Stop and consider how profoundly rooted in a broad social contract these ancient teachings are. In these norms are found both the essence of poverty alleviation and of inter-generational care for the natural world. Consider then how far we are not just from that time, but even from our own American revolutionary history, when the colonists fought to liberate themselves from the English Parliament and English corporations which ruled from above, without their consent, from afar. Focusing for a moment on our contemporary backbone – the business company, the founding fathers understood corporations to be necessary private means to the commonwealth’s broad ends – entities to be carefully ring-fenced and controlled. The consequences, here and elsewhere, of losing control of the social contract (“taxes are theft”) and the firm (“too big to fail”, or in other words, we work for the corporations, not the other way around) are dire – four billion poor people dire. I spoke a moment ago about the essence of poverty. In my work at World Resources Institute, we came to a startlingly biblical understanding of the base of the economic pyramid – a lack of access to goods and services, paying more for less, and cut off from the protections of the polity. Torah teaches
“Justice, justice you shall pursue” (Deuteronomy 16:20).
To be sure, achieving justice, especially in the economic realm, is a Sisyphean task, but we are not absolved from engagement.
“It is not upon you to finish the task, yet you are not free to desist from it, ” said Rabbi Tarfon. Pirke Avoth 2:16.
Myself, I was able to find a path from the world of retail commerce to a world where I can try to influence others whose businesses affect millions.
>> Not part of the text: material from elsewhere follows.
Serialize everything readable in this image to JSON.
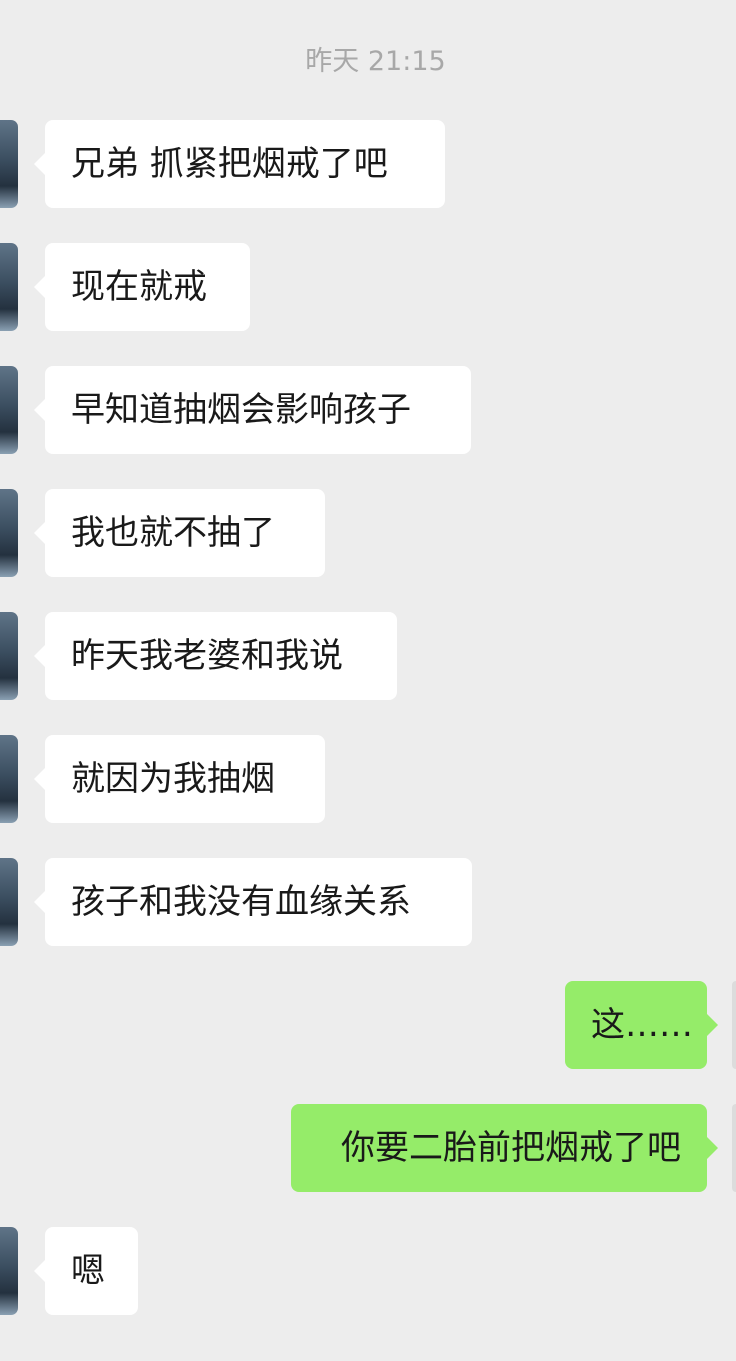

Working with senior executives of a few big companies back at WRI, my colleagues and I helped to create new business models that engage with, rather than act upon the poor, models that empower rather than exploit. Today, the canvas is even larger – creating new business models that reflect truly systemic sustainability: environmental and social, as well as financial. We’re only just beginning; there’s no question that I will not live to finish the job. Or even see a serious dent made.
But we all share in the job. We belong to a community that emphasizes practical, and very worldly, issues of equity and justice. Mordecai Kaplan wrote:
“A theology which is not a plan of social action is merely a way of preaching and praying. It is a menu without the dinner.” (Not So Random Thoughts)
Any theory or practice of economic growth that does not account for inter-generational responsibilities, or for equity, inclusiveness, and justice is the menu without dinner. Not only is it likely to fail at terrible human and natural cost, it is inconsistent with our teachings and our purpose in life. While we may scan every quadrant for inspiration, we can only succeed from the bottom up. And that means starting with ourselves: staying connected to our community, struggling to shape shared norms, owning our beliefs.
Let me leave you with a passage from Maimonides that I find particularly profound. Rest with it a moment, and you may find, as I do, that it applies to the business world, and human relations, as well as the natural world.
“It should not be believed that all the beings exist for the sake of the existence of humanity. On the contrary, all the other beings too have been intended for their own sakes, and not for the sake of something else.” – Guide to the Perplexed 3:13
Thank you, and hag sameach.